Fred Escher @ Catbox Contemporary, Ridgewood, NY
Killer Diorama, Fred Escher, Catbox Contemporary, Ridgewood, NY
“I can’t talk about art or ideas or the creative act. I dream, day and night. Most of the time I dream about something that didn’t happen to me and is not going to happen to me. It is called thinking, and that is a riddle wrapped inside a mystery and inside, is a mystery of me. My thinking is like watching TV. Nothing happens. I want to be lobotomized by boredom.
I dream as if it were happening, both past and present, day and night. People talk about ideas and inspiration. I don’t think I have that kind of body or mind.
I don’t know where dreams come from and I don’t know where you go to find ideas; you either have a helium connection to feelings or you don’t. I can’t talk about dreams or what things mean. I have silence in my brain and it sits on my tongue. Hiding in my head is the dream and I pick up a brush or a pencil and let it out. I can’t put it into words, I can only paint or draw it.
If you find a dream, work with it, if you don’t have dreams get a job (I worked at CVI making stretchers for 25 years). If you read a book or a newspaper or travel to another country, that is good for your life, but don’t take that stuff into your studio. I don’t know what influences me, or who; but I am guilty of looking at art.

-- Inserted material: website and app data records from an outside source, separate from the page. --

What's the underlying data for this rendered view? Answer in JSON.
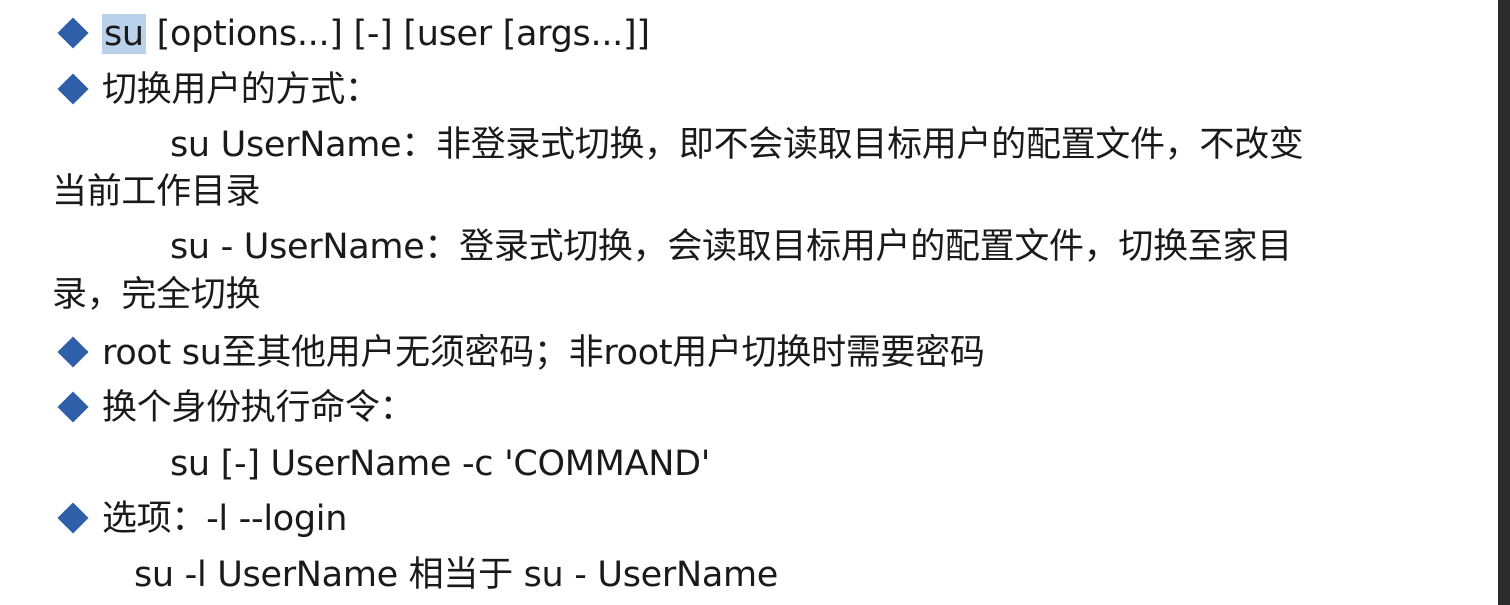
{
  "lines": {
    "syntax": {
      "cmd": "su",
      "rest": " [options...] [-] [user [args...]]"
    },
    "switch_ways_title": "切换用户的方式：",
    "su_nonlogin_1": "su UserName：非登录式切换，即不会读取目标用户的配置文件，不改变",
    "su_nonlogin_2": "当前工作目录",
    "su_login_1": "su - UserName：登录式切换，会读取目标用户的配置文件，切换至家目",
    "su_login_2": "录，完全切换",
    "root_note": "root su至其他用户无须密码；非root用户切换时需要密码",
    "run_as_title": "换个身份执行命令：",
    "run_as_cmd": "su [-] UserName -c 'COMMAND'",
    "options_title": "选项：-l  --login",
    "options_example": "su -l UserName  相当于 su - UserName"
  },
  "colors": {
    "bullet": "#2e5fa8",
    "highlight": "#b9d1ea",
    "text": "#1a1a1a"
  },
  "icons": {
    "bullet": "diamond-bullet-icon"
  }
}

I do not feel like I missed anything by not painting or drawing for 26 years. If you stop breathing you die, if you stop making art, nothing happens, you just find something else to do.
Now, I feel like painting and here I am: a painter.”
Escher received his MFA from the University of Wisconsin in 1967. His work has been shown at a variety of venues in solo and group exhibitions, including; Walker Art Center (Minneapolis, MN), Phyllis Kind Gallery (NY, NY), Moma PS1, Museo Tamayo (Mexico City, Mexico), Nancy Lurie Gallery (Chicago, IL), and the Minneapolis Institute of Art. Escher’s work has been reviewed widely, including in The New York Times, Art in America, and Art Forum. In 2015, Escher received a John Simon Guggenheim Memorial Foundation Grant. He currently splits his time between New York and Mexico.